• **ACTIVITY**
Print the listing in full, with no character changed.

• **PROVIDED MATERIAL**
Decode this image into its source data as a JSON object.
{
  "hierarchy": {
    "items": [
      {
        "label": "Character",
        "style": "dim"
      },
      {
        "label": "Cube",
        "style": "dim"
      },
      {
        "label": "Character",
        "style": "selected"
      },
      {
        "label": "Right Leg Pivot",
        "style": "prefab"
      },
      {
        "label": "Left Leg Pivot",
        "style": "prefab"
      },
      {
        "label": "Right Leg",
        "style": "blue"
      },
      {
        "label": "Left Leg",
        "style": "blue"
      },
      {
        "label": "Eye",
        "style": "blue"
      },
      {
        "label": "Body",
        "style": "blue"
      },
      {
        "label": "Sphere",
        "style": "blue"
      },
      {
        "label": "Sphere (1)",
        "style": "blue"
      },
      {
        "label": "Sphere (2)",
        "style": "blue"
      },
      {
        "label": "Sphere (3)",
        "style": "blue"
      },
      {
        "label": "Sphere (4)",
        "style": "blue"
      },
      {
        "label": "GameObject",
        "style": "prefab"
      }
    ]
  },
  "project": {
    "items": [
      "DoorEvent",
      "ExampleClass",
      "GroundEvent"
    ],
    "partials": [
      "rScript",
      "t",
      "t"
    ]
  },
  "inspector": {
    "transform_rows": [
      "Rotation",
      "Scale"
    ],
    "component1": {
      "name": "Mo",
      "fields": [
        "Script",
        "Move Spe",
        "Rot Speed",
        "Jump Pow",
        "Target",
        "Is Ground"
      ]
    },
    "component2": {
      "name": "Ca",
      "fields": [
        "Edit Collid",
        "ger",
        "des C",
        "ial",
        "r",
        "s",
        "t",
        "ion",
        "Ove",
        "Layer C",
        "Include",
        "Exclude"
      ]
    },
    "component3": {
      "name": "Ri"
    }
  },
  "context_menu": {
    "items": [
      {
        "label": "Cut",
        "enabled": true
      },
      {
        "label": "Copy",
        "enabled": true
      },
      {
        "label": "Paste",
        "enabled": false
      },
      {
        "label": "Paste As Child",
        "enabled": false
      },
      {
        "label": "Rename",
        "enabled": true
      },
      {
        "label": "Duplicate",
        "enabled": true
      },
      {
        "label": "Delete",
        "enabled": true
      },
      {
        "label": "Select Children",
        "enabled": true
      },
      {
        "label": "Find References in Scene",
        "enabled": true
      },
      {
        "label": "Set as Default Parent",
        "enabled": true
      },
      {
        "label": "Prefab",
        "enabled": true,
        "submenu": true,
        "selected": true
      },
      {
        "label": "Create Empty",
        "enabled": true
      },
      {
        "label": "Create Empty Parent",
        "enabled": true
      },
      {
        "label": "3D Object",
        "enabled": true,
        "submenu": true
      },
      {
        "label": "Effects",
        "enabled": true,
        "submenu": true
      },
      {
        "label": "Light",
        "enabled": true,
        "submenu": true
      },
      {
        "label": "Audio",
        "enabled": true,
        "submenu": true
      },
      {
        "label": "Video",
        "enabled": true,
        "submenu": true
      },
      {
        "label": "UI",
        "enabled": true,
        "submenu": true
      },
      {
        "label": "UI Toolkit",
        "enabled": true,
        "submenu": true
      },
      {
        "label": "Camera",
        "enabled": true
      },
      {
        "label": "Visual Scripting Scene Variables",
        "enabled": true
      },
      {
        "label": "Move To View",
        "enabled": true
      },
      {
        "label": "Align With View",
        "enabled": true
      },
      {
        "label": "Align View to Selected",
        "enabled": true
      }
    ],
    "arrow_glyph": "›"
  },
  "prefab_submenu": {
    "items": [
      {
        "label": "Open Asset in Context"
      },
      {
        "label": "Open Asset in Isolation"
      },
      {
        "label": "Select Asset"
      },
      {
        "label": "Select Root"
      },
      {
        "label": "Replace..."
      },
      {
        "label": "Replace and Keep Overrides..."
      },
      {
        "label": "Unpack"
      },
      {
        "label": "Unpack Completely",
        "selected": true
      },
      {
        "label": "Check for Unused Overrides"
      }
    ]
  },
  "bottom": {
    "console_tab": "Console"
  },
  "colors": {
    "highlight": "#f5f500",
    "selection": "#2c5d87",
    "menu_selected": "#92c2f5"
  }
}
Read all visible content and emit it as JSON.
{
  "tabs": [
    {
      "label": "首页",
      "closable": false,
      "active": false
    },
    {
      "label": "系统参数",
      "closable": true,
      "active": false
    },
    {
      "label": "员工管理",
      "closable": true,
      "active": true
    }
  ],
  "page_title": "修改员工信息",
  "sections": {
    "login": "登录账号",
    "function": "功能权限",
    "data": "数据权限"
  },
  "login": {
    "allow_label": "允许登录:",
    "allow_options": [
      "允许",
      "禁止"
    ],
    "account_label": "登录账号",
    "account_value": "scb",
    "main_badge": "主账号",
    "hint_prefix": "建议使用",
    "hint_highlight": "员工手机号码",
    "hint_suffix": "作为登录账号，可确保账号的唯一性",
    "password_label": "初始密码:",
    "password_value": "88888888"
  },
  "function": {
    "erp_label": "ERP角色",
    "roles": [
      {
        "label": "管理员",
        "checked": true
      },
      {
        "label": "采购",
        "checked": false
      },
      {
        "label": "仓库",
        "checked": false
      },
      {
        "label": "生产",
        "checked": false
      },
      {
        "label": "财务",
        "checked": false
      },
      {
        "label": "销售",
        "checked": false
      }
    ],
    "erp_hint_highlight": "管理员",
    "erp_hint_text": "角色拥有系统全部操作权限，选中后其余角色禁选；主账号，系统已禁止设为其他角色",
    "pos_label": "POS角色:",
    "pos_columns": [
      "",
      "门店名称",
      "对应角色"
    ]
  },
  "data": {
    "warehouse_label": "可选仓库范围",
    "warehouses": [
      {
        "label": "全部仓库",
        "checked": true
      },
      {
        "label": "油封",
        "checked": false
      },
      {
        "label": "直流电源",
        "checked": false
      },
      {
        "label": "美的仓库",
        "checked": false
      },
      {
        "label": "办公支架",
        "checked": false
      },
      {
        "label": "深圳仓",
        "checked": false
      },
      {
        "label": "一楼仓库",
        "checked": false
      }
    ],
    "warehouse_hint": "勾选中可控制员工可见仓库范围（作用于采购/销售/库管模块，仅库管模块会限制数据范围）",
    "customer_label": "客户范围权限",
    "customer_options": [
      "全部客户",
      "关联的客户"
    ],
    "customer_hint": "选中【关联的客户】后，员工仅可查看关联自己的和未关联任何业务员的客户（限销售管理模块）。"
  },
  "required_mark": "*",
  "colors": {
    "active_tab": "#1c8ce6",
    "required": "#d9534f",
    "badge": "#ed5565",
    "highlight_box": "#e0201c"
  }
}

• **TASK RESULT**
Decode this image into its source data as a JSON object.
{
  "hierarchy": {
    "items": [
      {
        "label": "Character",
        "style": "dim"
      },
      {
        "label": "Cube",
        "style": "dim"
      },
      {
        "label": "Character",
        "style": "selected"
      },
      {
        "label": "Right Leg Pivot",
        "style": "prefab"
      },
      {
        "label": "Left Leg Pivot",
        "style": "prefab"
      },
      {
        "label": "Right Leg",
        "style": "blue"
      },
      {
        "label": "Left Leg",
        "style": "blue"
      },
      {
        "label": "Eye",
        "style": "blue"
      },
      {
        "label": "Body",
        "style": "blue"
      },
      {
        "label": "Sphere",
        "style": "blue"
      },
      {
        "label": "Sphere (1)",
        "style": "blue"
      },
      {
        "label": "Sphere (2)",
        "style": "blue"
      },
      {
        "label": "Sphere (3)",
        "style": "blue"
      },
      {
        "label": "Sphere (4)",
        "style": "blue"
      },
      {
        "label": "GameObject",
        "style": "prefab"
      }
    ]
  },
  "project": {
    "items": [
      "DoorEvent",
      "ExampleClass",
      "GroundEvent"
    ],
    "partials": [
      "rScript",
      "t",
      "t"
    ]
  },
  "inspector": {
    "transform_rows": [
      "Rotation",
      "Scale"
    ],
    "component1": {
      "name": "Mo",
      "fields": [
        "Script",
        "Move Spe",
        "Rot Speed",
        "Jump Pow",
        "Target",
        "Is Ground"
      ]
    },
    "component2": {
      "name": "Ca",
      "fields": [
        "Edit Collid",
        "ger",
        "des C",
        "ial",
        "r",
        "s",
        "t",
        "ion",
        "Ove",
        "Layer C",
        "Include",
        "Exclude"
      ]
    },
    "component3": {
      "name": "Ri"
    }
  },
  "context_menu": {
    "items": [
      {
        "label": "Cut",
        "enabled": true
      },
      {
        "label": "Copy",
        "enabled": true
      },
      {
        "label": "Paste",
        "enabled": false
      },
      {
        "label": "Paste As Child",
        "enabled": false
      },
      {
        "label": "Rename",
        "enabled": true
      },
      {
        "label": "Duplicate",
        "enabled": true
      },
      {
        "label": "Delete",
        "enabled": true
      },
      {
        "label": "Select Children",
        "enabled": true
      },
      {
        "label": "Find References in Scene",
        "enabled": true
      },
      {
        "label": "Set as Default Parent",
        "enabled": true
      },
      {
        "label": "Prefab",
        "enabled": true,
        "submenu": true,
        "selected": true
      },
      {
        "label": "Create Empty",
        "enabled": true
      },
      {
        "label": "Create Empty Parent",
        "enabled": true
      },
      {
        "label": "3D Object",
        "enabled": true,
        "submenu": true
      },
      {
        "label": "Effects",
        "enabled": true,
        "submenu": true
      },
      {
        "label": "Light",
        "enabled": true,
        "submenu": true
      },
      {
        "label": "Audio",
        "enabled": true,
        "submenu": true
      },
      {
        "label": "Video",
        "enabled": true,
        "submenu": true
      },
      {
        "label": "UI",
        "enabled": true,
        "submenu": true
      },
      {
        "label": "UI Toolkit",
        "enabled": true,
        "submenu": true
      },
      {
        "label": "Camera",
        "enabled": true
      },
      {
        "label": "Visual Scripting Scene Variables",
        "enabled": true
      },
      {
        "label": "Move To View",
        "enabled": true
      },
      {
        "label": "Align With View",
        "enabled": true
      },
      {
        "label": "Align View to Selected",
        "enabled": true
      }
    ],
    "arrow_glyph": "›"
  },
  "prefab_submenu": {
    "items": [
      {
        "label": "Open Asset in Context"
      },
      {
        "label": "Open Asset in Isolation"
      },
      {
        "label": "Select Asset"
      },
      {
        "label": "Select Root"
      },
      {
        "label": "Replace..."
      },
      {
        "label": "Replace and Keep Overrides..."
      },
      {
        "label": "Unpack"
      },
      {
        "label": "Unpack Completely",
        "selected": true
      },
      {
        "label": "Check for Unused Overrides"
      }
    ]
  },
  "bottom": {
    "console_tab": "Console"
  },
  "colors": {
    "highlight": "#f5f500",
    "selection": "#2c5d87",
    "menu_selected": "#92c2f5"
  }
}
Read all visible content and emit it as JSON.
{
  "tabs": [
    {
      "label": "首页",
      "closable": false,
      "active": false
    },
    {
      "label": "系统参数",
      "closable": true,
      "active": false
    },
    {
      "label": "员工管理",
      "closable": true,
      "active": true
    }
  ],
  "page_title": "修改员工信息",
  "sections": {
    "login": "登录账号",
    "function": "功能权限",
    "data": "数据权限"
  },
  "login": {
    "allow_label": "允许登录:",
    "allow_options": [
      "允许",
      "禁止"
    ],
    "account_label": "登录账号",
    "account_value": "scb",
    "main_badge": "主账号",
    "hint_prefix": "建议使用",
    "hint_highlight": "员工手机号码",
    "hint_suffix": "作为登录账号，可确保账号的唯一性",
    "password_label": "初始密码:",
    "password_value": "88888888"
  },
  "function": {
    "erp_label": "ERP角色",
    "roles": [
      {
        "label": "管理员",
        "checked": true
      },
      {
        "label": "采购",
        "checked": false
      },
      {
        "label": "仓库",
        "checked": false
      },
      {
        "label": "生产",
        "checked": false
      },
      {
        "label": "财务",
        "checked": false
      },
      {
        "label": "销售",
        "checked": false
      }
    ],
    "erp_hint_highlight": "管理员",
    "erp_hint_text": "角色拥有系统全部操作权限，选中后其余角色禁选；主账号，系统已禁止设为其他角色",
    "pos_label": "POS角色:",
    "pos_columns": [
      "",
      "门店名称",
      "对应角色"
    ]
  },
  "data": {
    "warehouse_label": "可选仓库范围",
    "warehouses": [
      {
        "label": "全部仓库",
        "checked": true
      },
      {
        "label": "油封",
        "checked": false
      },
      {
        "label": "直流电源",
        "checked": false
      },
      {
        "label": "美的仓库",
        "checked": false
      },
      {
        "label": "办公支架",
        "checked": false
      },
      {
        "label": "深圳仓",
        "checked": false
      },
      {
        "label": "一楼仓库",
        "checked": false
      }
    ],
    "warehouse_hint": "勾选中可控制员工可见仓库范围（作用于采购/销售/库管模块，仅库管模块会限制数据范围）",
    "customer_label": "客户范围权限",
    "customer_options": [
      "全部客户",
      "关联的客户"
    ],
    "customer_hint": "选中【关联的客户】后，员工仅可查看关联自己的和未关联任何业务员的客户（限销售管理模块）。"
  },
  "required_mark": "*",
  "colors": {
    "active_tab": "#1c8ce6",
    "required": "#d9534f",
    "badge": "#ed5565",
    "highlight_box": "#e0201c"
  }
}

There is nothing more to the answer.